At the court martial of Navy Special Operations Chief Edward Gallagher last week, Special Operator First Class Corey Scott stunned a courtroom when, out of the blue, he announced he, not Gallagher, was the one who'd killed a captured young ISIS fighter in Iraq in 2017. Now, Scott may be charged with perjury, reports the New York Times. The medic "testified directly contrary to previous official statements—thus exposing him to prosecution," says an email sent Tuesday by the Navy to Scott's lawyer that says the Navy is considering whether to charge him. Both a Navy official and Scott's lawyer have confirmed the email to the Times; the AP also has a copy from Scott's lawyer. Scott may have perjured himself on a variety of topics, including how many times he saw Gallagher stab the fighter and whether there'd been blood.

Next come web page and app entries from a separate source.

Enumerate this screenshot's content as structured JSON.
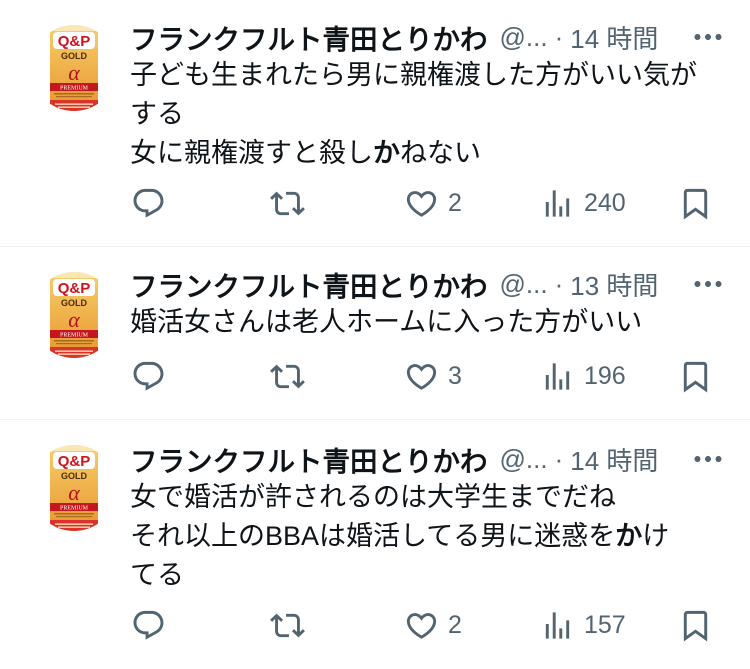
{
  "separator": "·",
  "avatar": {
    "logo_top": "Q&P",
    "logo_mid": "GOLD",
    "logo_symbol": "α",
    "logo_band": "PREMIUM"
  },
  "tweets": [
    {
      "name": "フランクフルト青田とりかわ",
      "handle": "@...",
      "time": "14 時間",
      "lines": [
        {
          "pre": "子ども生まれたら男に親権渡した方がいい気が"
        },
        {
          "pre": "する"
        },
        {
          "pre": "女に親権渡すと殺し",
          "hl": "か",
          "post": "ねない"
        }
      ],
      "likes": "2",
      "views": "240"
    },
    {
      "name": "フランクフルト青田とりかわ",
      "handle": "@...",
      "time": "13 時間",
      "lines": [
        {
          "pre": "婚活女さんは老人ホームに入った方がいい"
        }
      ],
      "likes": "3",
      "views": "196"
    },
    {
      "name": "フランクフルト青田とりかわ",
      "handle": "@...",
      "time": "14 時間",
      "lines": [
        {
          "pre": "女で婚活が許されるのは大学生までだね"
        },
        {
          "pre": "それ以上のBBAは婚活してる男に迷惑を",
          "hl": "か",
          "post": "け"
        },
        {
          "pre": "てる"
        }
      ],
      "likes": "2",
      "views": "157"
    }
  ],
  "icons": {
    "reply": "reply-icon",
    "retweet": "retweet-icon",
    "like": "heart-icon",
    "views": "views-icon",
    "bookmark": "bookmark-icon",
    "more": "more-icon"
  },
  "colors": {
    "text": "#0f1419",
    "secondary": "#536471",
    "divider": "#eff3f4",
    "background": "#ffffff",
    "avatar_gold": "#efb04b",
    "avatar_red": "#c4161c"
  }
}
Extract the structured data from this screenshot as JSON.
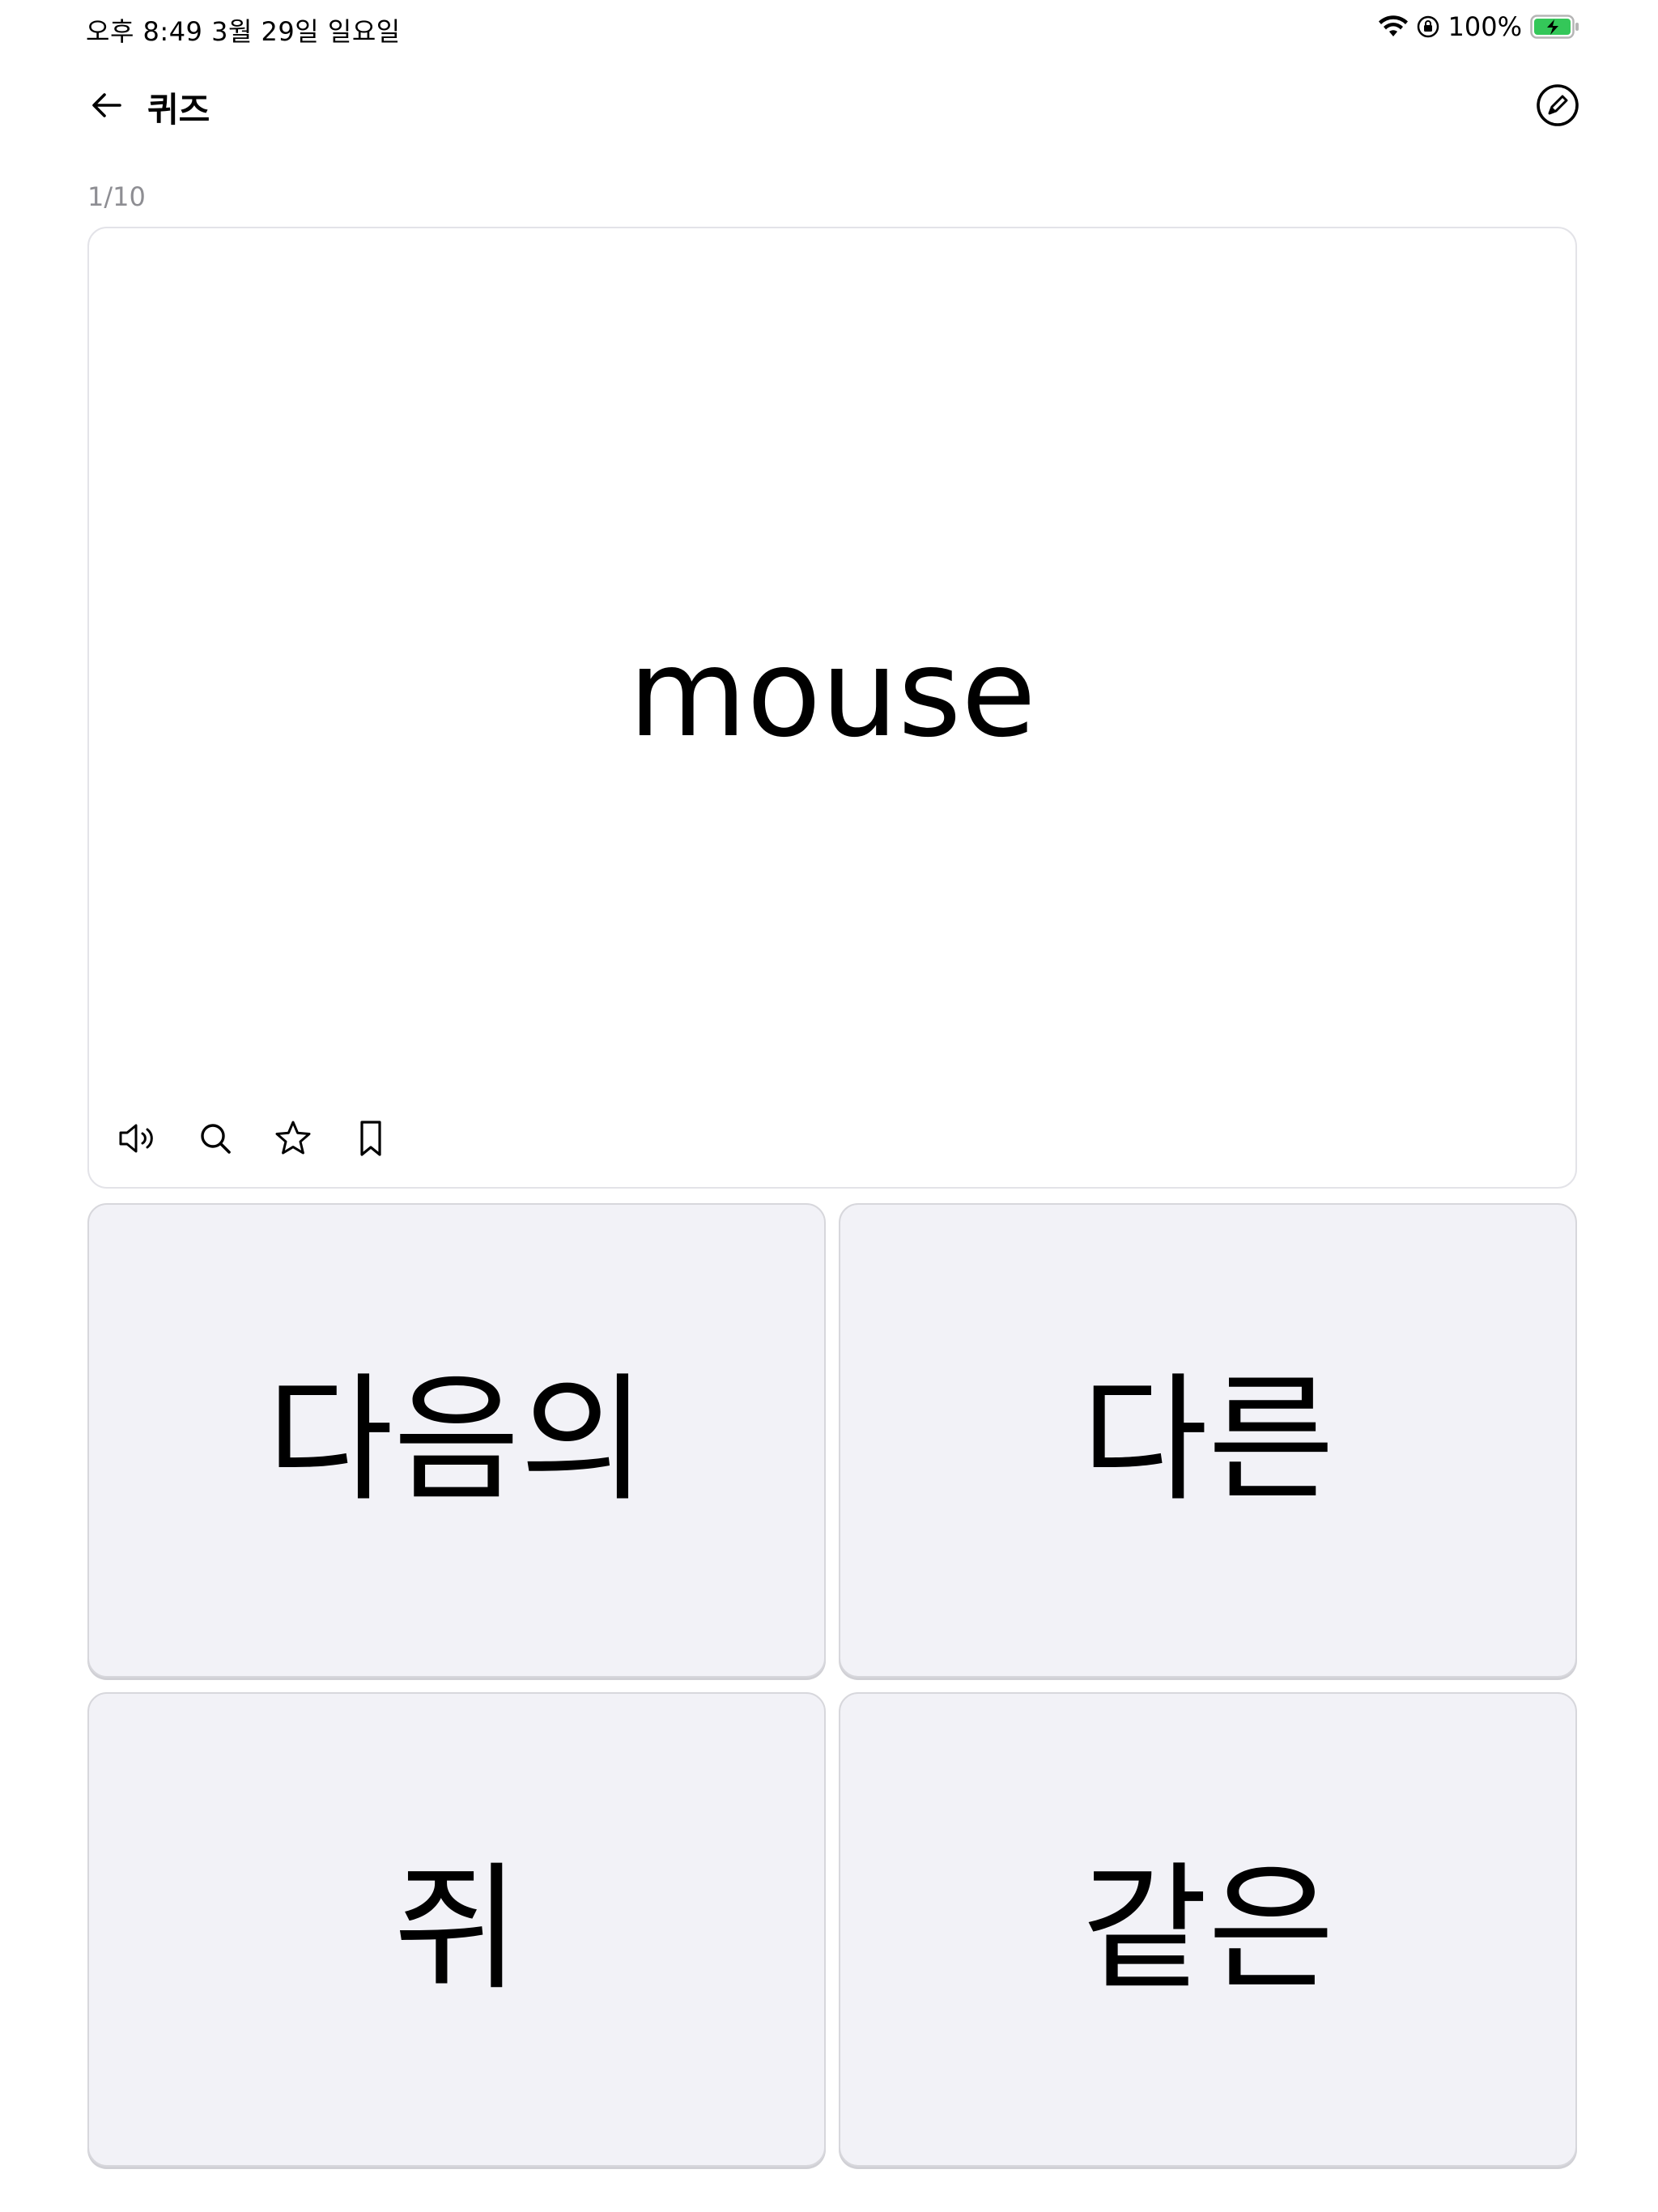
{
  "status_bar": {
    "time": "오후 8:49   3월 29일 일요일",
    "battery": "100%",
    "icons": [
      "wifi-icon",
      "orientation-lock-icon",
      "battery-charging-icon"
    ],
    "battery_color": "#34c759"
  },
  "nav": {
    "title": "퀴즈",
    "back_icon": "arrow-left-icon",
    "edit_icon": "edit-circle-icon"
  },
  "quiz": {
    "progress": "1/10",
    "word": "mouse",
    "tools": [
      "speaker-icon",
      "search-icon",
      "star-icon",
      "bookmark-icon"
    ]
  },
  "answers": [
    {
      "label": "다음의"
    },
    {
      "label": "다른"
    },
    {
      "label": "쥐"
    },
    {
      "label": "같은"
    }
  ],
  "colors": {
    "card_border": "#e3e3e8",
    "answer_bg": "#f2f2f7",
    "muted_text": "#8e8e93"
  }
}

Gallagher's defense attorney, Tim Parlatore, has said Scott revealed his supposed role in the killing just last week because the Navy's investigators had been sloppy and never asked him how the ISIS fighter had died. But Navy documents show Scott was asked multiple times by investigators to go over the cause of death. Parlatore tells CNN perjury charges would be "stupid." Scott has what the Times calls a "sweeping grant of immunity," but there's a catch: It only applies to truthful testimony, so if he lied under oath, it's out the window. The immunity deal is a complicated one, though, and the Navy Times explains here why it's unlikely prosecutors could go after Scott for the murder. If he is charged with and convicted of perjury, he could be dishonorably discharged and see up to five years behind bars. (Read more Navy SEALs stories.)